[Opening Supplied material section]

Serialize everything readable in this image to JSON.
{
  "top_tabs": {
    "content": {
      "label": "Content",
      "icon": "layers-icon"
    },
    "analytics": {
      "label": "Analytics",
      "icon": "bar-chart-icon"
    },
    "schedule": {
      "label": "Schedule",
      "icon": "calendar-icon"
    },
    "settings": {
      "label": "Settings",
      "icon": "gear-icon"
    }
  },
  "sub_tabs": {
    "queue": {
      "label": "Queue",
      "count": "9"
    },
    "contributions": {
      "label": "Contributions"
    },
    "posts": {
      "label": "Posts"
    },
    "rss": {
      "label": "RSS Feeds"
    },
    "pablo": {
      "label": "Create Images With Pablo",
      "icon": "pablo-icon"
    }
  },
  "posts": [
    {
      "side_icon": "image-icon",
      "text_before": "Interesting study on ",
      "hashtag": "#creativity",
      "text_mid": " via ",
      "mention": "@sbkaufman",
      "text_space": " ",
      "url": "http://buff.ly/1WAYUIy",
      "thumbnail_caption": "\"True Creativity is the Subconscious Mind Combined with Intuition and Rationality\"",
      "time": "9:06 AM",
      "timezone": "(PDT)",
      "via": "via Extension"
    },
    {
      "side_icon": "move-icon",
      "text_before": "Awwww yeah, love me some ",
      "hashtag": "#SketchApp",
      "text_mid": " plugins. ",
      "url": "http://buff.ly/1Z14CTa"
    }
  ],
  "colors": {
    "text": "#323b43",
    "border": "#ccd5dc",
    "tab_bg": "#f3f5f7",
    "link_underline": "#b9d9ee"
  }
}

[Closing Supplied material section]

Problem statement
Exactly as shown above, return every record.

Reply
Serialize everything readable in this image to JSON.
{
  "top_tabs": {
    "content": {
      "label": "Content",
      "icon": "layers-icon"
    },
    "analytics": {
      "label": "Analytics",
      "icon": "bar-chart-icon"
    },
    "schedule": {
      "label": "Schedule",
      "icon": "calendar-icon"
    },
    "settings": {
      "label": "Settings",
      "icon": "gear-icon"
    }
  },
  "sub_tabs": {
    "queue": {
      "label": "Queue",
      "count": "9"
    },
    "contributions": {
      "label": "Contributions"
    },
    "posts": {
      "label": "Posts"
    },
    "rss": {
      "label": "RSS Feeds"
    },
    "pablo": {
      "label": "Create Images With Pablo",
      "icon": "pablo-icon"
    }
  },
  "posts": [
    {
      "side_icon": "image-icon",
      "text_before": "Interesting study on ",
      "hashtag": "#creativity",
      "text_mid": " via ",
      "mention": "@sbkaufman",
      "text_space": " ",
      "url": "http://buff.ly/1WAYUIy",
      "thumbnail_caption": "\"True Creativity is the Subconscious Mind Combined with Intuition and Rationality\"",
      "time": "9:06 AM",
      "timezone": "(PDT)",
      "via": "via Extension"
    },
    {
      "side_icon": "move-icon",
      "text_before": "Awwww yeah, love me some ",
      "hashtag": "#SketchApp",
      "text_mid": " plugins. ",
      "url": "http://buff.ly/1Z14CTa"
    }
  ],
  "colors": {
    "text": "#323b43",
    "border": "#ccd5dc",
    "tab_bg": "#f3f5f7",
    "link_underline": "#b9d9ee"
  }
}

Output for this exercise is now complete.